New Jersey is now the fourth state to make accommodations for gender-neutral individuals. As of February 1, there are three options for gender on birth certificates issued in the state. A person can be listed as male, female, or undesignated/non-binary. The change is a huge step for transgender and non-binary people. It legitimizes their decision to not identify as male or female and gives them the means to disclose their status in official capacities.
Governor Phil Murphy signed the legislation into law last year. The Babs Siperstein Law is named after lifelong New Jersey resident Barbra Siperstein. Barbra was the first transgender person to serve on the Democratic National Committee in 2009. She served in the committee through 2017. Tragically, just days after the law was passed, Barbra died at the age of 76. Though her death is a blow to the transgender community, her legacy has made it a bit easier for others in her community to get by.

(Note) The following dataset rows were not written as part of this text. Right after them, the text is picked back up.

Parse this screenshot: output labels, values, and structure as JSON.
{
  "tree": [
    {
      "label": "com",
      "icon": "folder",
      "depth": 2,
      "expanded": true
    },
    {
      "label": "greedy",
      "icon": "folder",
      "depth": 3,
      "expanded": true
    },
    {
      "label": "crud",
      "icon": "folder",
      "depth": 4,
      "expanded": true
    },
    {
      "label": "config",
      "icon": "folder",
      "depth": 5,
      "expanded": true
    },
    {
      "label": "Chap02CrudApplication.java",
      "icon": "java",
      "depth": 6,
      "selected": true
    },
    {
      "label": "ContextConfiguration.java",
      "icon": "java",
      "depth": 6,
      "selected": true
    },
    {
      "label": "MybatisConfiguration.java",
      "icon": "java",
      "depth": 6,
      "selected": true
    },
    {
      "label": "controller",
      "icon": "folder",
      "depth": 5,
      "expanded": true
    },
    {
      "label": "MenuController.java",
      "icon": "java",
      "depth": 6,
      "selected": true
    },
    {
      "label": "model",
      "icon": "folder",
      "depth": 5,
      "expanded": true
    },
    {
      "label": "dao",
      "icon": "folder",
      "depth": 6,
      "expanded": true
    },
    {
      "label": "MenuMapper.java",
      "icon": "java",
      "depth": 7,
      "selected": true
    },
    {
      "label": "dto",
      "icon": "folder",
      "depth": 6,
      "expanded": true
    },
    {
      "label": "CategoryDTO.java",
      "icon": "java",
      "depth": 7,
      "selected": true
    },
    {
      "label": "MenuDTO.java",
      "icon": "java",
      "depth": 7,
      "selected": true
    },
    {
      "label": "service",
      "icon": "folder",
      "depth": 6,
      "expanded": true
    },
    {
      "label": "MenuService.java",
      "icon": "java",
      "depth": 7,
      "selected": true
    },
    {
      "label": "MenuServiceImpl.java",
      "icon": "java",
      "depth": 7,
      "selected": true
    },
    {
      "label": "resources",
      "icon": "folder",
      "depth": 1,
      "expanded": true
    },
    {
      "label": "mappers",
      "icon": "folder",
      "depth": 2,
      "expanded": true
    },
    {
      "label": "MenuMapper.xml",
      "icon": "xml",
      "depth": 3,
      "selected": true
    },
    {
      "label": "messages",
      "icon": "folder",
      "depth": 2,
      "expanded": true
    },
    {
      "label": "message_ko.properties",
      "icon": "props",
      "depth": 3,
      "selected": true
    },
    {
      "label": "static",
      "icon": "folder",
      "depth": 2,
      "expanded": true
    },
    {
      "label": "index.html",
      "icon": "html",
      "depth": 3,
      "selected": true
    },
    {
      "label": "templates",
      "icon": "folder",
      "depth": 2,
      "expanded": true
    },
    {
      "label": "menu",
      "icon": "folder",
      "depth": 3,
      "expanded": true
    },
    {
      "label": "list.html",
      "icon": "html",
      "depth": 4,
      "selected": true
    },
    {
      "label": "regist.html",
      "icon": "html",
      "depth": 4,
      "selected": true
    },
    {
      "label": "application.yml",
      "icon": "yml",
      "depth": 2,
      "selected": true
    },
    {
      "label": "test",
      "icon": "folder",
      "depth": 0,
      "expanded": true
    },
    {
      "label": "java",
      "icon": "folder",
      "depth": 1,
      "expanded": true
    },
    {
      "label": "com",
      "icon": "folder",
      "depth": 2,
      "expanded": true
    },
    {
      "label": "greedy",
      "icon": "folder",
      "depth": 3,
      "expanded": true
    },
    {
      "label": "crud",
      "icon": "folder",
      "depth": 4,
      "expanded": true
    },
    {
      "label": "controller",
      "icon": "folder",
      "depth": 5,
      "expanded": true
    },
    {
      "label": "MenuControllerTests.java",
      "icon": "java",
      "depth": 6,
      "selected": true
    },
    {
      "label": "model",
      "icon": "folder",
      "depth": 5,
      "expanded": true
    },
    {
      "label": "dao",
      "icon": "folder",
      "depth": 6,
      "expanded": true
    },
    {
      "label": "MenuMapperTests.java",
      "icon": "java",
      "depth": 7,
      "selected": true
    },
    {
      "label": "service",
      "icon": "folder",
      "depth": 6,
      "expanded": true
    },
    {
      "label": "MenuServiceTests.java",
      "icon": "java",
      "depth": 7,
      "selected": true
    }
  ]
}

New Jersey has become the fourth state to allow for a gender-neutral option on birth certificates. Oregon, California, and Washington also allow the option on birth certificates.
New Jersey residents can now be listed as male, female, or undesignated/non-binary on their birth certificate. This allows for individuals of any gender expression to receive a degree of representation on a state-issued document.
Previously, New Jersey residents could only change their gender on their birth certificate if they had proof from a doctor that they had undergone gender reassignment surgery. Not all individuals choose to undergo that surgery.
Furthermore, New Jersey residents no longer need to involve medical professionals in their declaration of gender. They can now self-affirm their gender identity.
The law is especially important for non-binary and transgender minors. Until they are of age to receive other forms of identification, their birth certificate is a primary ID. A more accurate read of their gender representation on that document can make many differences.
Minors also cannot undergo gender reassignment surgery, which made the previous manner of changing the gender on a birth certificate an unviable option. Puberty blockers can be given to minors with parental consent, but hormones and gender reassignment surgery cannot begin until the age of 18.
Tragically, transgender and gender-nonconforming youth have heightened risks in going about everyday life. They are more susceptible to being targets of violence, grapple with mental health, and face economic hardship including homelessness at rates much higher than cisgender youth.
The 2015 United States Transgender Survey offers shocking statistics. Nearly 40% of transgender adults have attempted suicide, with 92% of that population attempting suicide before the age of 25. For context, that’s over 9 times the rate of the overall US population.
Many of these hardships begin with family and peers being unaccepting of the minor’s chosen identification. Harassment and bullying are very common experiences for transgender and gender-nonconforming youth.
Governor Phil Murphy signed The Babs Siperstein Law last July. He felt strongly about this being an important, progressive step forward for the state.
At the time of the bill’s signing, the governor said, “Today is an important day for New Jersey as we continue to strive toward equality for all of our residents, regardless of sex or gender expression. Allowing vital records to match gender identity is an important step forward that will allow transgender individuals to control the disclosure of their transgender status.”
Sadly, the namesake of this law, Barbra Siperstein, has died at the age of 76. Her death came just days after the law went into effect.
Barbra, a lifelong New Jersey resident, was the first transgender member of the Democratic National Committee. She was appointed to the DNC in 2009. She became a member of the DNC executive committee in 2011, where she continued to serve until 2017.
Barbra’s legacy will go on to help many people along the spectrum of gender. New Jersey residents can now live a little more authentically, thanks to Barbra’s activism.